Various panelists representing consumers and government entities expressed concern about the scope of mobile cramming, including that individuals do not understand that they can be charged for third-party goods and services on their mobile telephone bills and that charges appear on bills without consumer authorization.  The Senior Vice President and General Counsel of CTIA, an organization that represents the wireless communications industry, countered the evidence that was cited, stating that he had not seen “a spike or a trend in complaints” to certain agencies which reflects that mobile cramming is a “growing problem,” even with the increased adoption of smartphones. 

An Assistant Attorney General at the Office of the Vermont Attorney General expressed concern about using complaints and refund rates to measure the scope of the problem.  The General Counsel of CTIA also expressed concern with the use of refund rates to reduce the problem, but for another reason: carriers may be very generous with providing refunds and extending refunds over a period of months, thereby increasing their refund rate.  Another panelist criticized the use of refund rates to reduce mobile cramming as premature.

Another interesting, yet expected, topic of disagreement was the need for government-mandated regulation.  The mobile business is fast-changing and continually evolving, counseling caution in imposing rigid rules that solve today’s problem but not future unforeseen problems.  The General Counsel of the Mobile Marketing Association and the General Counsel of CTIA generally expressed these concerns.  Other panelists, though, indicated that government-imposed rules are necessary and that self-regulation has proven insufficient.

While the panelists did not agree on every topic of discussion, one thing was clear.  As stated by the General Counsel of CTIA, “Nobody wants unhappy consumers, consumers who have been misled, [or consumers] who haven’t consented to the services that they receive and are charged for.”  Agreeing on that proposition is easy; figuring out the means and methods to achieve those things is hard.

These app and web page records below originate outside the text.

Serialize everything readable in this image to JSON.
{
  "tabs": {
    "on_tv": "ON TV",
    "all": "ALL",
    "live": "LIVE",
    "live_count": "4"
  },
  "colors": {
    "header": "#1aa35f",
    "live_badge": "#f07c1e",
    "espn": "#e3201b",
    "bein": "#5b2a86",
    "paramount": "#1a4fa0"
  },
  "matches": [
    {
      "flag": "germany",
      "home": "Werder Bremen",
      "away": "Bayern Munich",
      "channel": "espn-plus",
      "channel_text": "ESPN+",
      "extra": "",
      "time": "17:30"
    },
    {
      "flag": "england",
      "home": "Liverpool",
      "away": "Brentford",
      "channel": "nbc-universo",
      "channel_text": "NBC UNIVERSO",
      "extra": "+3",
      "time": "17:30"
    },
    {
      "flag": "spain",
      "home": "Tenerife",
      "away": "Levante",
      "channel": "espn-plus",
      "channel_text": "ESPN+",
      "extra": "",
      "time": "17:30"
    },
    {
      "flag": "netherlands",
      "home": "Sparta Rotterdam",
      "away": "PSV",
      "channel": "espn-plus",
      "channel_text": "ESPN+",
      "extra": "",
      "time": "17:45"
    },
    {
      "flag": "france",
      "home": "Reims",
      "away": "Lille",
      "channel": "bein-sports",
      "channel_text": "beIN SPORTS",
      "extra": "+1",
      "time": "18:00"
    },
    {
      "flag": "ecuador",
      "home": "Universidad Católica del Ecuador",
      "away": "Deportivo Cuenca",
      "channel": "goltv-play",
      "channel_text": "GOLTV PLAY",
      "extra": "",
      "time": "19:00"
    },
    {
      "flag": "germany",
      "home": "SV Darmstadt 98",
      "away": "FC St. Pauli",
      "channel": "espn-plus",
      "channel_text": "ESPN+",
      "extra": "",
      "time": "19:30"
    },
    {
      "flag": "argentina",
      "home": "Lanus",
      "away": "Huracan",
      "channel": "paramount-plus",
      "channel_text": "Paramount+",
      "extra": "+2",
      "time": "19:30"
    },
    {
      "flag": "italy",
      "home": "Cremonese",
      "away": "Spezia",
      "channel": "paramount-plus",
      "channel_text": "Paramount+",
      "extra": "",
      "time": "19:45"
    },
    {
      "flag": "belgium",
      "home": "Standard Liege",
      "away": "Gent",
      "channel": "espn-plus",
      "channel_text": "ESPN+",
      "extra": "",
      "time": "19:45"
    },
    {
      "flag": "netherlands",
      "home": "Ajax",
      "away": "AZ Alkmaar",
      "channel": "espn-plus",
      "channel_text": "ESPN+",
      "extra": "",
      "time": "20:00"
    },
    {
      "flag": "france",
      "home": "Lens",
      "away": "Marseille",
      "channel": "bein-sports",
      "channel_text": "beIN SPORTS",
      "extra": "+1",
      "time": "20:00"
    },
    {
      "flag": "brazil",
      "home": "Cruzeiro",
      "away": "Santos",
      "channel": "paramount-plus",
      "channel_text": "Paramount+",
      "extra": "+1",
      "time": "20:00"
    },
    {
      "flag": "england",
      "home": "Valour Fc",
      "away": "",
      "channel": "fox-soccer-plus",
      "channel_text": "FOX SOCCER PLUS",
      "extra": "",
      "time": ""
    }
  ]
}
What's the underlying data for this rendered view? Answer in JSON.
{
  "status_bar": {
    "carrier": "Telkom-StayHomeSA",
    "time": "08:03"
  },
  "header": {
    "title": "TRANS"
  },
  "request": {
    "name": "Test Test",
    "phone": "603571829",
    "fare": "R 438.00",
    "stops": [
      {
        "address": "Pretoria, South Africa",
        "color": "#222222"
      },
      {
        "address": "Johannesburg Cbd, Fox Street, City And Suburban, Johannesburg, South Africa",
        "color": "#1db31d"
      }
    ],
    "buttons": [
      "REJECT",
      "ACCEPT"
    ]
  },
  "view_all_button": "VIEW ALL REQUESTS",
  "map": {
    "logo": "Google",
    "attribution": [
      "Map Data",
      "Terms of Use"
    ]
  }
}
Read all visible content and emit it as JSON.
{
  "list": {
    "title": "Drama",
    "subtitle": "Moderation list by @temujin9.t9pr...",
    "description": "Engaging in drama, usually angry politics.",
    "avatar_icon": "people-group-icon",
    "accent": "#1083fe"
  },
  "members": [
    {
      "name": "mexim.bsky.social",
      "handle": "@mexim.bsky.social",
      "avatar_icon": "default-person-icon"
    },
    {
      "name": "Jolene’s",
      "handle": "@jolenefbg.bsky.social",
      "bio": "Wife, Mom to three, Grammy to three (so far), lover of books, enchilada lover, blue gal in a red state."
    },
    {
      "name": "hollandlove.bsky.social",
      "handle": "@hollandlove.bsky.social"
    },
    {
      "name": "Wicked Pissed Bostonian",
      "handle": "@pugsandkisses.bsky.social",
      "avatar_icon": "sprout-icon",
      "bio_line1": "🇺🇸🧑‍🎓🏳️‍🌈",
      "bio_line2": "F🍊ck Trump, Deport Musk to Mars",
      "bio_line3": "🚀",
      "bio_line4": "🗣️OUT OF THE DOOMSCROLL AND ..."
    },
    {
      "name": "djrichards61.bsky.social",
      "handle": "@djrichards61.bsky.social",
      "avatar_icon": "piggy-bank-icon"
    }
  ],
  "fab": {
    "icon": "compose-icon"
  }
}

The FTC concluded the workshop by announcing that they will write a report on the workshop (as they did for a recent workshop on mobile payments) and continue to monitor developments in the area and to bring enforcement along the lines of the case it recently filed against Wise Media, LLC.